Using these steps during an unexpected meeting with executives will clearly demonstrate great leadership skills, an understanding of the business, and insights worthy of consideration. It may also get you promoted to the task force for follow through – A chance to demonstrate additional leadership skills.

Copyright © 2015 by CJ Powers

Inspiring Leaders Develop 3 Easter Eggs of Success

© apops - Fotolia.comMy son gave a great talk at a large conference of social web developers. While the talk didn’t come together until a few days before his presentation, it was extremely well received and life changing for the participants. Others also grew by watching his talk on the web weeks later.

When Chris explained how he put his talk together, I realized that he followed the Dale Carnegie method of preparation. Carnegie was a leader who felt it was important to be constantly learning and growing, so as to always be prepared for any opportunity to speak. Carnegie had a large reservoir of information he could draw from at any point in time to give a great talk.

Chris prepared by gathering known information from within his own reservoir, organized it and personalized it for his audience. While it only took a few days to “create” his talk, Chris had taken months in preparing the information – A task he takes for granted.

I wanted to learn how the talk went so I asked him a few questions. Chris immediately suggested that his talk was successful for three reasons. It just so happens that he listed the same three Easter eggs of success that inspiring leaders take time to develop.

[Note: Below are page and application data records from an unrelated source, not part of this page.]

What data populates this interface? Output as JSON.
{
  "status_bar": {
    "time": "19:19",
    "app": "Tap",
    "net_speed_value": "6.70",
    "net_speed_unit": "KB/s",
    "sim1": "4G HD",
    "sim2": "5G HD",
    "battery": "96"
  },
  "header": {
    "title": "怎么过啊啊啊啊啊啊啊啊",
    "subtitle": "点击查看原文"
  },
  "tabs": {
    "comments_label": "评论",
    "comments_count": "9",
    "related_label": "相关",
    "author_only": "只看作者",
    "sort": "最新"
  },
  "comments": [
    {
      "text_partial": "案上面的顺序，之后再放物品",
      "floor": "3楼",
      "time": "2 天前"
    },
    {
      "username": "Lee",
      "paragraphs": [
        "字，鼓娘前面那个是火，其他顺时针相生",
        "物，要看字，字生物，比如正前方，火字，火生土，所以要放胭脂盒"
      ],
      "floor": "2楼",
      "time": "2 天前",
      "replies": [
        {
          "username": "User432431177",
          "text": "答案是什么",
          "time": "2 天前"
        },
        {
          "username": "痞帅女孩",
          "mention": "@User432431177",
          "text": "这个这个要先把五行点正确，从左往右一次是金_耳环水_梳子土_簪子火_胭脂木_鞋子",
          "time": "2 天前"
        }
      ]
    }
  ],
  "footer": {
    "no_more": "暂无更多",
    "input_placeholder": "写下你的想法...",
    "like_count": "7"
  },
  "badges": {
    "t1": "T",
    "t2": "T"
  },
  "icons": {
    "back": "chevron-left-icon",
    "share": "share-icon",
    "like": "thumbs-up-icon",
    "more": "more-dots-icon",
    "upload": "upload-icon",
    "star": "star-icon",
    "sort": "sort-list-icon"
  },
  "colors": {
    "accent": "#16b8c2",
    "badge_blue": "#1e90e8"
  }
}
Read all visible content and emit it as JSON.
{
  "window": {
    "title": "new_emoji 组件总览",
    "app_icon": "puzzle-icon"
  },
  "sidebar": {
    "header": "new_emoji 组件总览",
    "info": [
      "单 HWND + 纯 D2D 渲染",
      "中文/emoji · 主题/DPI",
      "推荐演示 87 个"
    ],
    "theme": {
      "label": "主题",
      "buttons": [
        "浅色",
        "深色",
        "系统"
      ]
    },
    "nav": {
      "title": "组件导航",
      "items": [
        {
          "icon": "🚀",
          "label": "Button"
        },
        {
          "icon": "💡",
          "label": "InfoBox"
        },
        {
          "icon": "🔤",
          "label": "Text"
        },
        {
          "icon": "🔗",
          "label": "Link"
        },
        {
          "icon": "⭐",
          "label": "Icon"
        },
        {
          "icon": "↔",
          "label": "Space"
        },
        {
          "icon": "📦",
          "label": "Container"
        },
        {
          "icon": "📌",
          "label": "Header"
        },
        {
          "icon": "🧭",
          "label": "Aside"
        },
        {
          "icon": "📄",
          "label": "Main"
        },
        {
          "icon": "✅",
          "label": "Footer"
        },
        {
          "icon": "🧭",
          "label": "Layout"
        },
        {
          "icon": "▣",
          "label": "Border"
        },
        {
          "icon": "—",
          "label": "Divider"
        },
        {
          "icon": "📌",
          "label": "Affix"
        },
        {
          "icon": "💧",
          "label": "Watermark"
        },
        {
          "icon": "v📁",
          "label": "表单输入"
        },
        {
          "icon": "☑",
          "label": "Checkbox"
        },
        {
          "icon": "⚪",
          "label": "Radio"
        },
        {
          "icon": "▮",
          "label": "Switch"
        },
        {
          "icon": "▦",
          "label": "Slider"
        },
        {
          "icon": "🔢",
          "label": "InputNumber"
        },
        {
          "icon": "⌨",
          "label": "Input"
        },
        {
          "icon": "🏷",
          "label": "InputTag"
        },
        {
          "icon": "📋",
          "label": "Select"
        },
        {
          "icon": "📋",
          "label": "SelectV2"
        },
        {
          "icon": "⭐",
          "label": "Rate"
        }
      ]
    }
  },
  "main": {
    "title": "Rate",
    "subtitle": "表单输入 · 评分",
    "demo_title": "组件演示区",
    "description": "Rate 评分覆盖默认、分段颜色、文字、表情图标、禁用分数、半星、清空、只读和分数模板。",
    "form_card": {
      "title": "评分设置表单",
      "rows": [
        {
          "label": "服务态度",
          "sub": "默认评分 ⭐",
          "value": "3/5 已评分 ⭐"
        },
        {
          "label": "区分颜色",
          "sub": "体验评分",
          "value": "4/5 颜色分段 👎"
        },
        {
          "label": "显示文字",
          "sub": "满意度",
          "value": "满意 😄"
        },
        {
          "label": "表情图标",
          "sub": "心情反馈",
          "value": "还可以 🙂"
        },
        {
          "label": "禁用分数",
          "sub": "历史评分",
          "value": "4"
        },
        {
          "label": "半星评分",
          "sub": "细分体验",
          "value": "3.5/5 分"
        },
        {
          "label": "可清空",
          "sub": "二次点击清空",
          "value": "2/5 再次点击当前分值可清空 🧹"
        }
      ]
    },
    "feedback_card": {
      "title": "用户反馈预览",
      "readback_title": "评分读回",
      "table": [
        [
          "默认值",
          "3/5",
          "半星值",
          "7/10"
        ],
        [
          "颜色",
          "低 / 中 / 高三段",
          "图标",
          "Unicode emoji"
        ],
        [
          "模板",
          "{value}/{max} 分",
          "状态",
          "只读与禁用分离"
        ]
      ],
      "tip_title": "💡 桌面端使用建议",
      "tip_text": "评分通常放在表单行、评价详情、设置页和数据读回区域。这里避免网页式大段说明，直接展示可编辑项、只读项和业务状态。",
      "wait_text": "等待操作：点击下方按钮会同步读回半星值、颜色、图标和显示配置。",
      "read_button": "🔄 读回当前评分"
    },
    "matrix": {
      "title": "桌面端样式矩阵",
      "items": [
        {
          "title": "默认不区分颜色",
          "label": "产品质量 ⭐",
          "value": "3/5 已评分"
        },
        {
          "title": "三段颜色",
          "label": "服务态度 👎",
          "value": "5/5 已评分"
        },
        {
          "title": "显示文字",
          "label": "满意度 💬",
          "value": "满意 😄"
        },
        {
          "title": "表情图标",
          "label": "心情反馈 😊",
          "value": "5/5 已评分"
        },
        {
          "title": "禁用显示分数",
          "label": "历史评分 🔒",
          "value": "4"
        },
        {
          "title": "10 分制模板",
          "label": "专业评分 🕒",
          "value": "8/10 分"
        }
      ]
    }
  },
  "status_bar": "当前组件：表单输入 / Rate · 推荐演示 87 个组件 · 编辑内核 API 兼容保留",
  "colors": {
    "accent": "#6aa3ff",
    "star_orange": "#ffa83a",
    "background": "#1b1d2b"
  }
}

Inspiring leaders are authentic. They address their employees from a point of reality, even when casting a vision for the company’s future. This creates a level of hope within each employee, as they comprehend how things could work and understand their role in making it happen. To support this new hope, inspiring leaders invite participation from every employee.

The results are products and services that each employee thinks and feels is in place because of their part in the process, yet no one is able to separate out their portion from the whole. The item also becomes a symbol of trust that each employee placed in the inspiring leader to see the vision come to fruition.


Building trust is simplified when the inspiring leader sells the benefit of the process to each employee. The newly agreed upon benefit also drives the employees to higher levels of performance. This is especially true when the atmosphere is one of curiosity and play, rather than pressure and deadlines.

The strong inspiring leader is able to navigate a course of action based on quick but calculated decisions, the established process being an adventure for the team to explore together, and a playful time of creative exercise. All of which raises the bar of outstanding performance among peers.


Developing employees over time is the most practical of activities that inspiring leaders engage in. The reinforcing of the employee’s optimism is critical to the company’s long-term success. Related by perspective is the opportunity to turn all failures into educational experiences, especially when coupled with a focus on igniting the enthusiastic potential within each worker.

This emphasis on individuals encourages confidence of character and voice. Self-assurance becomes the very driver that turns standard employees into the gifted. Without the employees, the company has no future potential and will eventually be overtaken by the next big thing.

Inspiring leaders build trust by focusing on their resources. They also work to refine their abilities and seek to promote the best in others. When evaluating the gifts, skills and talents of their team, they work hard to draw out a higher level of performance than what the worker thought was innately possible.

Copyright © 2015 by CJ Powers